    The competition for the final opening batsman's spot in this top 100 is very tight. Among others considered were the two men who opened the most of the Windies' great days of the late 1970s and 80s, Gordon Greenidge and Desmond Haynes. However, the fact that both these players averaged less than 45 in Test cricket, even though they never had to face the bevy of fast bowlers who made West Indian cricket so strong from 1976 to 1991, counts against them..........

    Pakistan's Hanif Mohammad scored 12 centuries in 55 Tests from 1952 to 1969.......But, like all of Mitchell, Greenidge, Haynes, Morris, Barnes, and Hayward, there is nothing in Hanif's resume to match the success Herbie Taylor enjoyed over the series against a bowler as great as Sydney Barnes at his most dangerous. In one match of that series, so the story goes, Barnes was reduced to hurling the ball to the ground and crying, "It's Taylor, Taylor, Taylor, all the time!"
    Last edited by watson; 09-02-2013 at 12:19 AM.

  13. #28
    Cricket Web Staff Member archie mac's Avatar
    Join Date
    Apr 2005
    Location
    canberra Australia
    Posts
    10,727
    Quote Originally Posted by Mike5181 View Post
    Fred Spofforth ahead of guys like McGrath? There's so many baffling selctions in there.
    Quote Originally Posted by Himannv View Post
    This is the first thing that struck me as well. Him and Lohmann seem far too high on that list.
    Why? Lohmann and Spofforth were considered the best bowlers in the world during their time. One has an average of 18 and the other 10.

    Armstrong has an issue with Grimmett, I have read his stuff before and he takes pot shots at the little spinner at every opportunity.
    You know it makes sense.

  14. #29
    International Captain watson's Avatar
    Join Date
    Dec 2011
    Location
    Sydney
    Posts
    5,104
    Quote Originally Posted by archie mac View Post
    Why? Lohmann and Spofforth were considered the best bowlers in the world during their time.

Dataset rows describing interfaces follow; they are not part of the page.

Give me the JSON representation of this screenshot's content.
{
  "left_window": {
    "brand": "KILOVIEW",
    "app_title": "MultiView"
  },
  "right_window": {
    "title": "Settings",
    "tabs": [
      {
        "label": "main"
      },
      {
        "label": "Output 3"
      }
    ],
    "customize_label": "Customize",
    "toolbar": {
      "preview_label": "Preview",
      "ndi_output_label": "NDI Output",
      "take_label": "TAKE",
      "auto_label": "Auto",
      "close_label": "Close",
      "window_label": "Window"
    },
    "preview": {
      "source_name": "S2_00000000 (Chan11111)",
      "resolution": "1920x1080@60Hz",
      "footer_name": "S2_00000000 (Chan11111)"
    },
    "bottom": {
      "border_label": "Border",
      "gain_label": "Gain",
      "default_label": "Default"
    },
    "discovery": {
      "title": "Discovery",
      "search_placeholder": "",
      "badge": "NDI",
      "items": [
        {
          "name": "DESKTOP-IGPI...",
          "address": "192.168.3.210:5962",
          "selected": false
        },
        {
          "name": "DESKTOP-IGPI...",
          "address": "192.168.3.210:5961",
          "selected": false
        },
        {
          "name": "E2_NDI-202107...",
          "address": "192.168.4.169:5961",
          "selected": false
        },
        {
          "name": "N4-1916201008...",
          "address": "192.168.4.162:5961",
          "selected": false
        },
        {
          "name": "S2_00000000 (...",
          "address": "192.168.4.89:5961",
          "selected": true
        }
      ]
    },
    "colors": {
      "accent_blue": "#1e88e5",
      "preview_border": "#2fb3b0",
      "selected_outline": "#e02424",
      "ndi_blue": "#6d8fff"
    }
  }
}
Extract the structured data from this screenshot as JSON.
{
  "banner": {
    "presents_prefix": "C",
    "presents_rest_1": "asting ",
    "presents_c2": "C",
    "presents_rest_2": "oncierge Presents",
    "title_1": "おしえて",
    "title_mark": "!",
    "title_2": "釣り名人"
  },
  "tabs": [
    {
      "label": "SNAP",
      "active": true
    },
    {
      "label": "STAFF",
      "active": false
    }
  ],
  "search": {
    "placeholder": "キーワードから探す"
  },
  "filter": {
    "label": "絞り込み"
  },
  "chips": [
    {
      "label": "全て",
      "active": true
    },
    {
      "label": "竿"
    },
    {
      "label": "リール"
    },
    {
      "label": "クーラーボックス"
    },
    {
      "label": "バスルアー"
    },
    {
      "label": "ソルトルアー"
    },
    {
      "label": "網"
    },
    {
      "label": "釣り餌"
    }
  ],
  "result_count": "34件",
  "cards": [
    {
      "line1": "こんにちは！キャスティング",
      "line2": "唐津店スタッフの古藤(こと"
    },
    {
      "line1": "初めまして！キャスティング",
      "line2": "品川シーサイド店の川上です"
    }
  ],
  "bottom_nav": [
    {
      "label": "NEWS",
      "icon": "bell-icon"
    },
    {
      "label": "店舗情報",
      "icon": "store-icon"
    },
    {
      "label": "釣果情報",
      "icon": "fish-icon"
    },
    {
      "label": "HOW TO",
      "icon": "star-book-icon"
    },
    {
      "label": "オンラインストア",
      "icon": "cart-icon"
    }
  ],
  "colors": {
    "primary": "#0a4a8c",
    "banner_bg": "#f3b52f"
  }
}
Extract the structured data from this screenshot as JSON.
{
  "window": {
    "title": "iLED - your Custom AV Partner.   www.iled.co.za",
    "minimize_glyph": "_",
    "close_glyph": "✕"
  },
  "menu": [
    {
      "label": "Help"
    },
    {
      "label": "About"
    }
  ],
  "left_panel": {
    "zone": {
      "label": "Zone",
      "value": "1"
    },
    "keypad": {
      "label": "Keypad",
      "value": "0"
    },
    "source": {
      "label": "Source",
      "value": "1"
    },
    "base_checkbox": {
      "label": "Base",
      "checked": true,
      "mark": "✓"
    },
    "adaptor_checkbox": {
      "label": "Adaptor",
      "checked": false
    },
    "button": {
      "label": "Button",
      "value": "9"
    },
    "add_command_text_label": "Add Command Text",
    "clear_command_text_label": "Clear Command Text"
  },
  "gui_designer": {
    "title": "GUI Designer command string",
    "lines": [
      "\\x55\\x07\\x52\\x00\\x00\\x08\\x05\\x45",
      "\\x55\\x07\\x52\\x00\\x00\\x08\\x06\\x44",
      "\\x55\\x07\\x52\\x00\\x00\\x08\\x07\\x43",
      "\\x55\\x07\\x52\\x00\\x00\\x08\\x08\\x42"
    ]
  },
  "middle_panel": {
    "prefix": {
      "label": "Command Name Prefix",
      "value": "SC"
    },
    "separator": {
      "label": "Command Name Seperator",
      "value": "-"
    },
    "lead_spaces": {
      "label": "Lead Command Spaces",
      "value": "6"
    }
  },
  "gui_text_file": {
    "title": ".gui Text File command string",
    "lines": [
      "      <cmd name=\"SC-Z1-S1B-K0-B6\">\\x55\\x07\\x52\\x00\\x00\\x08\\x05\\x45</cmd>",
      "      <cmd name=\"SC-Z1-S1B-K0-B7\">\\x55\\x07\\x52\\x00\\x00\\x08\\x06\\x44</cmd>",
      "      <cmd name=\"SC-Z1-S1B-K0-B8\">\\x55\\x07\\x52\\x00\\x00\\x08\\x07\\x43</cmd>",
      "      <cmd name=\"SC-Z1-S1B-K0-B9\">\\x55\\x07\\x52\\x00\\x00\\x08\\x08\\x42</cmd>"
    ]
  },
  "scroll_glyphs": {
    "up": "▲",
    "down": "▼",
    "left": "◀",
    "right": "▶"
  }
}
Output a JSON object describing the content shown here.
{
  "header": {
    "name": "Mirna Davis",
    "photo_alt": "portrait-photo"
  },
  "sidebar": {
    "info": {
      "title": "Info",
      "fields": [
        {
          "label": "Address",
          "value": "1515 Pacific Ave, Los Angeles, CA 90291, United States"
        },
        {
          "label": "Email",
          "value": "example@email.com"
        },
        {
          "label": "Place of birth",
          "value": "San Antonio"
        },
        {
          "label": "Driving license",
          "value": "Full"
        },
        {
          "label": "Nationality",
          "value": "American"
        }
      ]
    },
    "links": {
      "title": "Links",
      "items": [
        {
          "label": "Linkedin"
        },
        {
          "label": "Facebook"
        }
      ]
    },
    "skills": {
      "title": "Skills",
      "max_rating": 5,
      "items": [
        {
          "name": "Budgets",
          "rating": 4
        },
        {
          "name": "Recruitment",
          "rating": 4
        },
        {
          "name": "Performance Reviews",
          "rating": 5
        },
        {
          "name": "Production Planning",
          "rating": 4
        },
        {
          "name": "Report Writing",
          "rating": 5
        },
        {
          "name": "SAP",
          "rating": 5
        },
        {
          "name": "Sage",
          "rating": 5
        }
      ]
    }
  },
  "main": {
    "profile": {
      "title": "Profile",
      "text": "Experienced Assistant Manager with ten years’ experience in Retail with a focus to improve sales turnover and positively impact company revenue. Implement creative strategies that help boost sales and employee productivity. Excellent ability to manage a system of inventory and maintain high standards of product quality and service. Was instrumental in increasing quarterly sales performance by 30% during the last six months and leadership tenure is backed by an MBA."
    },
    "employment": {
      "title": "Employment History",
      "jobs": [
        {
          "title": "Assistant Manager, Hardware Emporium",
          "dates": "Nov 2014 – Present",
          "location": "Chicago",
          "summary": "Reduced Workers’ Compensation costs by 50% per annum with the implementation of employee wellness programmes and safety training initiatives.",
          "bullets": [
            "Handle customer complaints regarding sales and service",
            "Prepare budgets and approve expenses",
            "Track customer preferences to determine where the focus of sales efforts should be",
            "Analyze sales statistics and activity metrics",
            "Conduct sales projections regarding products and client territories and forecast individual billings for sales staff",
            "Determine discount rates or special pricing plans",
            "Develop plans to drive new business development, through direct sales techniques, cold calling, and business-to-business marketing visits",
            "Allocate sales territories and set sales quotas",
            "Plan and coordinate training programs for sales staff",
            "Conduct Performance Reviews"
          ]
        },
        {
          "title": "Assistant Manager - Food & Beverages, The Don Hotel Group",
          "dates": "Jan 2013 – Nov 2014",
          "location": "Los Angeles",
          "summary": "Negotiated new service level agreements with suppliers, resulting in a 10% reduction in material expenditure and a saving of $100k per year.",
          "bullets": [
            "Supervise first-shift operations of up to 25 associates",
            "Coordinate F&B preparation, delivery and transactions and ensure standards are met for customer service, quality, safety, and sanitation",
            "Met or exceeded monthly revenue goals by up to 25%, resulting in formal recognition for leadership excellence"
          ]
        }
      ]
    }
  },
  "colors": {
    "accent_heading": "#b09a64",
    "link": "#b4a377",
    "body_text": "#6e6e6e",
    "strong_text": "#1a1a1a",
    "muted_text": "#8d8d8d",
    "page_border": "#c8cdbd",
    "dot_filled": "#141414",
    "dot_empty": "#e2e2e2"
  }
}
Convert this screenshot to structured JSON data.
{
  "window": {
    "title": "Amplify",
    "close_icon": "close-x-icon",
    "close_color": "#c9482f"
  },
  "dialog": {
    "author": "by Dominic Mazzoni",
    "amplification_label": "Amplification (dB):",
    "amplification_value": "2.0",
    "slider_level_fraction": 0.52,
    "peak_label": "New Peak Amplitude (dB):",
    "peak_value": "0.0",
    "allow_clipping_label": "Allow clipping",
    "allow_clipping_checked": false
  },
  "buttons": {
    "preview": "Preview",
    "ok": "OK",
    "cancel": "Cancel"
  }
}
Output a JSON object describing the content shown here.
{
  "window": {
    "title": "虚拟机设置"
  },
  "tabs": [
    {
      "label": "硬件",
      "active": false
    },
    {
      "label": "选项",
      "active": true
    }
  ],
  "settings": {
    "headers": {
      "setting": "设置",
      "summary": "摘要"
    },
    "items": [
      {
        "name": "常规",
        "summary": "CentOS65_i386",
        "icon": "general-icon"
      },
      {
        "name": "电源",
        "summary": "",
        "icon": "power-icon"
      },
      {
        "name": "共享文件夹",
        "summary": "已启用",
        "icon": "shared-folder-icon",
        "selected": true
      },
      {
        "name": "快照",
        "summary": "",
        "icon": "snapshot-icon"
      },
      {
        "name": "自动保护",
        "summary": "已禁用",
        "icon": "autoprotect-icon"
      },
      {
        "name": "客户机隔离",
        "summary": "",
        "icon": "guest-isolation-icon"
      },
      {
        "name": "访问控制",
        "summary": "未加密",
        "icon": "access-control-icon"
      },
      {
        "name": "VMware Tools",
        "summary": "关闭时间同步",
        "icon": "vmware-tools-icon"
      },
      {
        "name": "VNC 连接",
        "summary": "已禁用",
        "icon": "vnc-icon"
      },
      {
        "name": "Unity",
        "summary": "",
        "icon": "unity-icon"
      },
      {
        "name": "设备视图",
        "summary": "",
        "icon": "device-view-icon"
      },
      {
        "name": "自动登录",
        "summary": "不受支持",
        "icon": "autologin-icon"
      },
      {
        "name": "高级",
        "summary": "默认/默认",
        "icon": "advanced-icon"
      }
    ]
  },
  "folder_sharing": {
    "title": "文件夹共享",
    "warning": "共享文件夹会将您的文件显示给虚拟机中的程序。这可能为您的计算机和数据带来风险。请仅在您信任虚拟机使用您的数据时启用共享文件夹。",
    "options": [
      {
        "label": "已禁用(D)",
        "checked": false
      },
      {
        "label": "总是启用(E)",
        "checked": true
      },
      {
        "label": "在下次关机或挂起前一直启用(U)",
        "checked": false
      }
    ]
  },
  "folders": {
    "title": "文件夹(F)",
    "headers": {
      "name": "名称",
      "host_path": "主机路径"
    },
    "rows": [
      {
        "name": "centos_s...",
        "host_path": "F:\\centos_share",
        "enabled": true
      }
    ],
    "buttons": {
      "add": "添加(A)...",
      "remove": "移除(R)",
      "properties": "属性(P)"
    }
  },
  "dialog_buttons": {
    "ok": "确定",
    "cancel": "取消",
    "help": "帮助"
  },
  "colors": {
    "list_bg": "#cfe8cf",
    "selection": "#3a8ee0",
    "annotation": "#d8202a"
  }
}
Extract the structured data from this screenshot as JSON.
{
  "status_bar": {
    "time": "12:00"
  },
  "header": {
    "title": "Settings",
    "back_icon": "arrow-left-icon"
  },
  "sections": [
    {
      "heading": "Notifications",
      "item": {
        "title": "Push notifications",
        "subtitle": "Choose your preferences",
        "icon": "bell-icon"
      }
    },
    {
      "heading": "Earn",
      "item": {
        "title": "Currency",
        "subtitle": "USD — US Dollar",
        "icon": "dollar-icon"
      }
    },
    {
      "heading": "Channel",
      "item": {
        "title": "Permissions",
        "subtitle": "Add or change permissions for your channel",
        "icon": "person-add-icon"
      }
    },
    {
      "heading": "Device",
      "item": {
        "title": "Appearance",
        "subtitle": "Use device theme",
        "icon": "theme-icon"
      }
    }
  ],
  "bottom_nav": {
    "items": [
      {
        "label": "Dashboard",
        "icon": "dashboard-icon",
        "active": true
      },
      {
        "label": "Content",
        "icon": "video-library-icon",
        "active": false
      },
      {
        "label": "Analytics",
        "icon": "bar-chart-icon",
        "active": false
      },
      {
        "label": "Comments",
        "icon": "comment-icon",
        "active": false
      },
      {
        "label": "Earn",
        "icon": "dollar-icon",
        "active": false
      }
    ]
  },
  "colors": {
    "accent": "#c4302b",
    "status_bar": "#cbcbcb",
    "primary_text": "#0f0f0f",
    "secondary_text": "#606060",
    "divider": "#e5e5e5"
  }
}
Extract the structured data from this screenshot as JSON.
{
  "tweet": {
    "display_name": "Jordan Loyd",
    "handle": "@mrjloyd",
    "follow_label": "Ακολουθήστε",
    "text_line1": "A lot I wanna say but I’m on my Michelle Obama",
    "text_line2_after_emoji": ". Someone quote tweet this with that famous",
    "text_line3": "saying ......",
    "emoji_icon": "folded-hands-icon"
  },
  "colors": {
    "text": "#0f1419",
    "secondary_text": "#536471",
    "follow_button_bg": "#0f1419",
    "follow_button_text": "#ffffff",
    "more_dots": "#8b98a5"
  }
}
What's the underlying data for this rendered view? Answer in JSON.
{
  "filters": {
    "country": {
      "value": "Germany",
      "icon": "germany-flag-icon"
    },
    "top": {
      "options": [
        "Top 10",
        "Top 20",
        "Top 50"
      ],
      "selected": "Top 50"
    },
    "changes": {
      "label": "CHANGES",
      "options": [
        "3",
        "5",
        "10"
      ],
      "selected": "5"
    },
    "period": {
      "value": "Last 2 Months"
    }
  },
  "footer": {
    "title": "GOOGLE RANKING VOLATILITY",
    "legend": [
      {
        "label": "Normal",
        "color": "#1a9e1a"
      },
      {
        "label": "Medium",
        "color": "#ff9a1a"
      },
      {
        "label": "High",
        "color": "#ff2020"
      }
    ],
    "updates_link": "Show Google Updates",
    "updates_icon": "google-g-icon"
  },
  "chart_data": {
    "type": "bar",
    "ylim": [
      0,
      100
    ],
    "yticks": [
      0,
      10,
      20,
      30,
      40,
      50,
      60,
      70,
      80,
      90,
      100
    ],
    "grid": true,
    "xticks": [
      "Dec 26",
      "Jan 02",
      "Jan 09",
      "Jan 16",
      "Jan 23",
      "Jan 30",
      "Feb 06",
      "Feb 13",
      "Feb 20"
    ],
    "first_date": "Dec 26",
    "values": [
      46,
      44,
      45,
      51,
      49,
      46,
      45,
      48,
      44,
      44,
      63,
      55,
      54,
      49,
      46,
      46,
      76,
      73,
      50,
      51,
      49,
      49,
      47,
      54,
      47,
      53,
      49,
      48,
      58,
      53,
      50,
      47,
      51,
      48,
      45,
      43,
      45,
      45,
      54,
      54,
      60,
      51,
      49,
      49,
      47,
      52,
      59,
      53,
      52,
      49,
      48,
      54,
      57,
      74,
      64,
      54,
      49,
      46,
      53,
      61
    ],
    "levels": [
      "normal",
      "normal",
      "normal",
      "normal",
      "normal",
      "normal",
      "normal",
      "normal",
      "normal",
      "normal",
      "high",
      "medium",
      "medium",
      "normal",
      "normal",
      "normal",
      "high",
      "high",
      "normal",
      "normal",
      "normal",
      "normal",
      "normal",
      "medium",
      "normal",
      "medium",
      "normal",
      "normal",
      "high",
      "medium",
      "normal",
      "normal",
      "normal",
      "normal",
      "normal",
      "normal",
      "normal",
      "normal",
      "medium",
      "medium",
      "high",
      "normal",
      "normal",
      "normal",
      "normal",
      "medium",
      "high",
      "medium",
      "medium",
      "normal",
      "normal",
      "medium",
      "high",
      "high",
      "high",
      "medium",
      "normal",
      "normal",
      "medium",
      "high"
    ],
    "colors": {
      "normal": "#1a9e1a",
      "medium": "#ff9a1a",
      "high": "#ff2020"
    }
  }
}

One has an average of 18 and the other 10.

    Armstrong has an issue with Grimmett, I have read his stuff before and he takes pot shots at the little spinner at every opportunity.
    I wonder why?

  15. #30
    State Vice-Captain
    Join Date
    Aug 2012
    Location
    NSW
    Posts
    1,326
    Quote Originally Posted by watson View Post
    I wonder why?
    Wow. Looked at the intro and Mailey's entry, and in those he rambles on about their comparitive strike rates, whilst in the intro he talks about not rating Tallon and Grimmett highly just because Bradman and O'Reilly talked them up. Then in Mailey's entry he references Hobbs saying Mailey was the best.... blatant hypocrisy...

    Also, Ponsford is mentioned in passing, something about him throwing away his wicket in a shield match once....

Page 2 of 34 FirstFirst 123412 ... LastLast


Thread Information

Users Browsing this Thread

There are currently 1 users browsing this thread. (0 members and 1 guests)

Similar Threads

  1. Replies: 7
    Last Post: 01-02-2012, 08:32 AM
  2. Poll: Greatest Cricketer amongst this lot
    By smalishah84 in forum Cricket Chat
    Replies: 145
    Last Post: 08-01-2011, 09:14 AM
  3. The CW50 - No.30-21
    By The Sean in forum Cricket Chat
    Replies: 55
    Last Post: 12-12-2009, 03:54 AM

Posting Permissions

  • You may not post new threads
  • You may not post replies
  • You may not post attachments
  • You may not edit your posts
  •